⟨

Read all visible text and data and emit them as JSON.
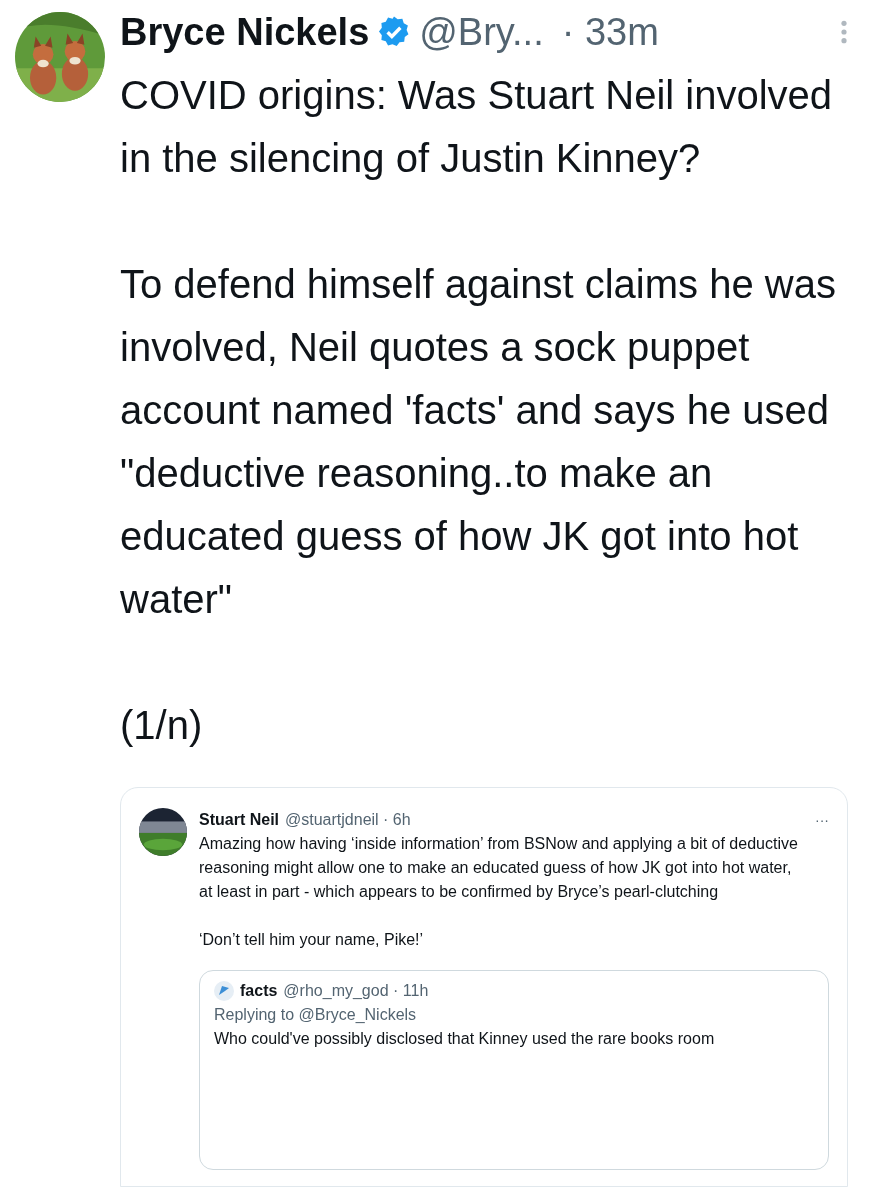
{
  "author": {
    "name": "Bryce Nickels",
    "verified": true,
    "handle": "@Bry...",
    "time": "· 33m"
  },
  "paragraphs": [
    "COVID origins: Was Stuart Neil involved in the silencing of Justin Kinney?",
    "To defend himself against claims he was involved, Neil quotes a sock puppet account named 'facts' and says he used \"deductive reasoning..to make an educated guess of how JK got into hot water\"",
    "(1/n)"
  ],
  "embedded": {
    "name": "Stuart Neil",
    "handle": "@stuartjdneil · 6h",
    "more": "···",
    "paragraphs": [
      "Amazing how having ‘inside information’ from BSNow and applying a bit of deductive reasoning might allow one to make an educated guess of how JK got into hot water, at least in part - which appears to be confirmed by Bryce’s pearl-clutching",
      "‘Don’t tell him your name, Pike!’"
    ],
    "quoted": {
      "name": "facts",
      "handle": "@rho_my_god · 11h",
      "replying": "Replying to @Bryce_Nickels",
      "text": "Who could've possibly disclosed that Kinney used the rare books room"
    }
  }
}
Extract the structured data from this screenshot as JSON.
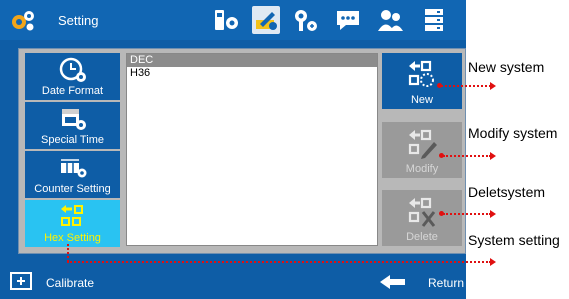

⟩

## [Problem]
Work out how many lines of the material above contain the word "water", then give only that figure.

## [Written answer]
2